**THE TASK**: Only the pictures are to be omitted; every entry beneath should otherwise be duplicated exactly.

**ENTRIES SHOWN**:
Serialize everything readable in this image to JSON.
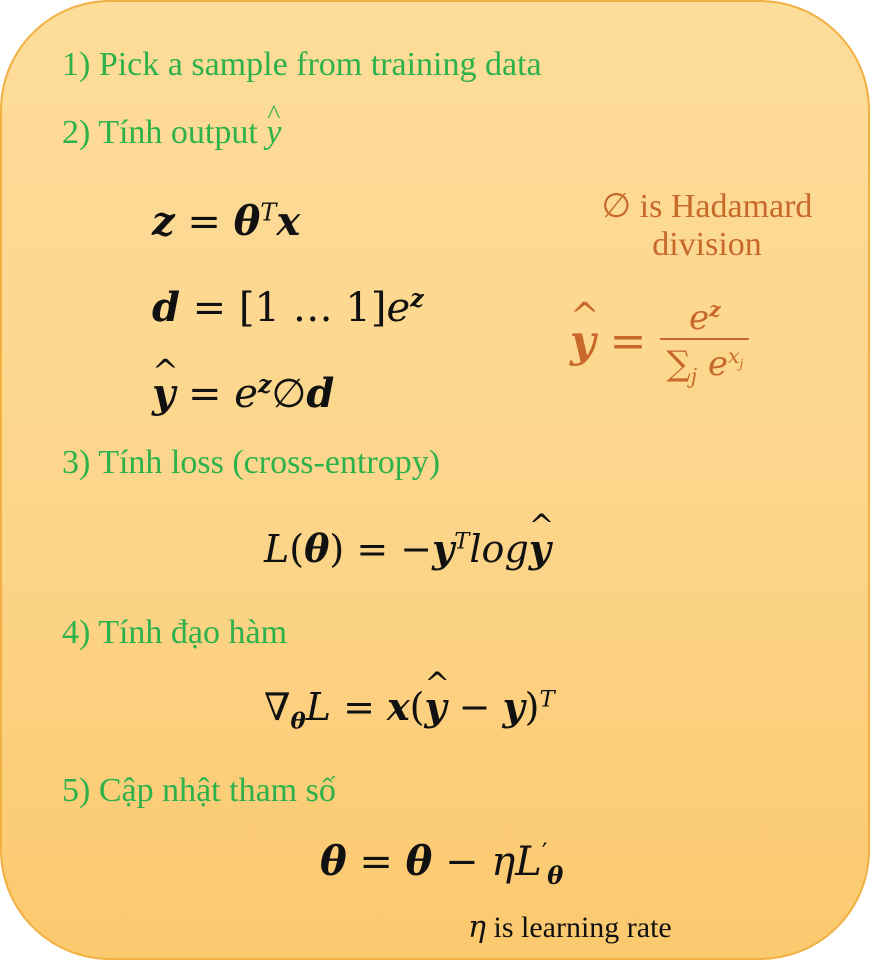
{
  "steps": {
    "s1": "1) Pick a sample from training data",
    "s2": "2) Tính output",
    "s3": "3) Tính loss (cross-entropy)",
    "s4": "4) Tính đạo hàm",
    "s5": "5) Cập nhật tham số"
  },
  "notes": {
    "hadamard_line1": "∅ is Hadamard",
    "hadamard_line2": "division",
    "learning_rate": "is learning rate"
  },
  "colors": {
    "step_text": "#2DB24B",
    "note_text": "#C8682A",
    "card_fill": "#FDD690",
    "card_border": "#F2B042",
    "equation_text": "#111111"
  }
}
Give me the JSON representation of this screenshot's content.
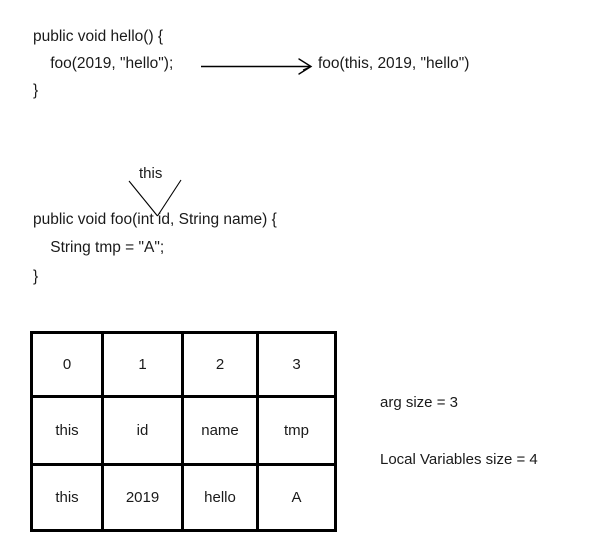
{
  "diagram": {
    "title": "Java method call frame diagram",
    "caller": {
      "lines": [
        "public void hello() {",
        "    foo(2019, \"hello\");",
        "}"
      ]
    },
    "transform_arrow": {
      "icon": "right-arrow-icon",
      "result_text": "foo(this, 2019, \"hello\")"
    },
    "callee": {
      "annotation": "this",
      "lines": [
        "public void foo(int id, String name) {",
        "    String tmp = \"A\";",
        "}"
      ]
    },
    "frame_table": {
      "rows": [
        {
          "name": "slot-index",
          "cells": [
            "0",
            "1",
            "2",
            "3"
          ]
        },
        {
          "name": "slot-name",
          "cells": [
            "this",
            "id",
            "name",
            "tmp"
          ]
        },
        {
          "name": "slot-value",
          "cells": [
            "this",
            "2019",
            "hello",
            "A"
          ]
        }
      ]
    },
    "notes": [
      "arg size = 3",
      "Local Variables size = 4"
    ],
    "colors": {
      "background": "#ffffff",
      "text": "#1a1a1a",
      "border": "#000000"
    }
  }
}
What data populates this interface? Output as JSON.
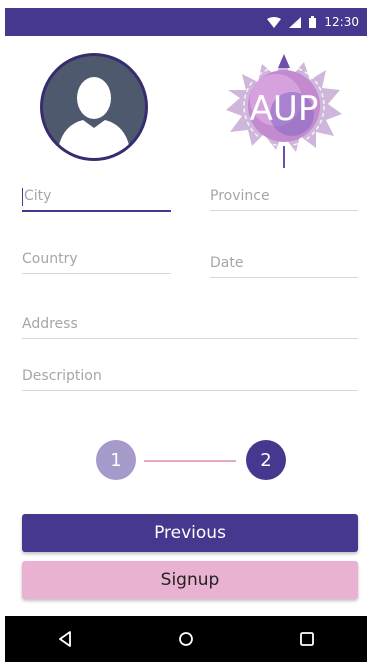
{
  "status_bar": {
    "time": "12:30",
    "icons": [
      "wifi-icon",
      "cell-signal-icon",
      "battery-icon"
    ]
  },
  "profile": {
    "avatar_icon": "user-silhouette-icon",
    "logo_text": "AUP"
  },
  "form": {
    "city": {
      "placeholder": "City",
      "value": ""
    },
    "province": {
      "placeholder": "Province",
      "value": ""
    },
    "country": {
      "placeholder": "Country",
      "value": ""
    },
    "date": {
      "placeholder": "Date",
      "value": ""
    },
    "address": {
      "placeholder": "Address",
      "value": ""
    },
    "description": {
      "placeholder": "Description",
      "value": ""
    }
  },
  "stepper": {
    "steps": [
      "1",
      "2"
    ],
    "current": 2
  },
  "buttons": {
    "previous": "Previous",
    "signup": "Signup"
  },
  "nav": {
    "icons": [
      "back-icon",
      "home-icon",
      "recents-icon"
    ]
  },
  "colors": {
    "primary": "#47388f",
    "accent": "#e8b2d0",
    "step_inactive": "#a59ac9",
    "connector": "#e6a9c2"
  }
}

**FINISHED EXERCISE**:
Serialize everything readable in this image to JSON.
{
  "steps": {
    "s1": "1) Pick a sample from training data",
    "s2": "2) Tính output",
    "s3": "3) Tính loss (cross-entropy)",
    "s4": "4) Tính đạo hàm",
    "s5": "5) Cập nhật tham số"
  },
  "notes": {
    "hadamard_line1": "∅ is Hadamard",
    "hadamard_line2": "division",
    "learning_rate": "is learning rate"
  },
  "colors": {
    "step_text": "#2DB24B",
    "note_text": "#C8682A",
    "card_fill": "#FDD690",
    "card_border": "#F2B042",
    "equation_text": "#111111"
  }
}
Give me the JSON representation of this screenshot's content.
{
  "diagram": {
    "title": "Java method call frame diagram",
    "caller": {
      "lines": [
        "public void hello() {",
        "    foo(2019, \"hello\");",
        "}"
      ]
    },
    "transform_arrow": {
      "icon": "right-arrow-icon",
      "result_text": "foo(this, 2019, \"hello\")"
    },
    "callee": {
      "annotation": "this",
      "lines": [
        "public void foo(int id, String name) {",
        "    String tmp = \"A\";",
        "}"
      ]
    },
    "frame_table": {
      "rows": [
        {
          "name": "slot-index",
          "cells": [
            "0",
            "1",
            "2",
            "3"
          ]
        },
        {
          "name": "slot-name",
          "cells": [
            "this",
            "id",
            "name",
            "tmp"
          ]
        },
        {
          "name": "slot-value",
          "cells": [
            "this",
            "2019",
            "hello",
            "A"
          ]
        }
      ]
    },
    "notes": [
      "arg size = 3",
      "Local Variables size = 4"
    ],
    "colors": {
      "background": "#ffffff",
      "text": "#1a1a1a",
      "border": "#000000"
    }
  }
}
What data populates this interface? Output as JSON.
{
  "status_bar": {
    "time": "12:30",
    "icons": [
      "wifi-icon",
      "cell-signal-icon",
      "battery-icon"
    ]
  },
  "profile": {
    "avatar_icon": "user-silhouette-icon",
    "logo_text": "AUP"
  },
  "form": {
    "city": {
      "placeholder": "City",
      "value": ""
    },
    "province": {
      "placeholder": "Province",
      "value": ""
    },
    "country": {
      "placeholder": "Country",
      "value": ""
    },
    "date": {
      "placeholder": "Date",
      "value": ""
    },
    "address": {
      "placeholder": "Address",
      "value": ""
    },
    "description": {
      "placeholder": "Description",
      "value": ""
    }
  },
  "stepper": {
    "steps": [
      "1",
      "2"
    ],
    "current": 2
  },
  "buttons": {
    "previous": "Previous",
    "signup": "Signup"
  },
  "nav": {
    "icons": [
      "back-icon",
      "home-icon",
      "recents-icon"
    ]
  },
  "colors": {
    "primary": "#47388f",
    "accent": "#e8b2d0",
    "step_inactive": "#a59ac9",
    "connector": "#e6a9c2"
  }
}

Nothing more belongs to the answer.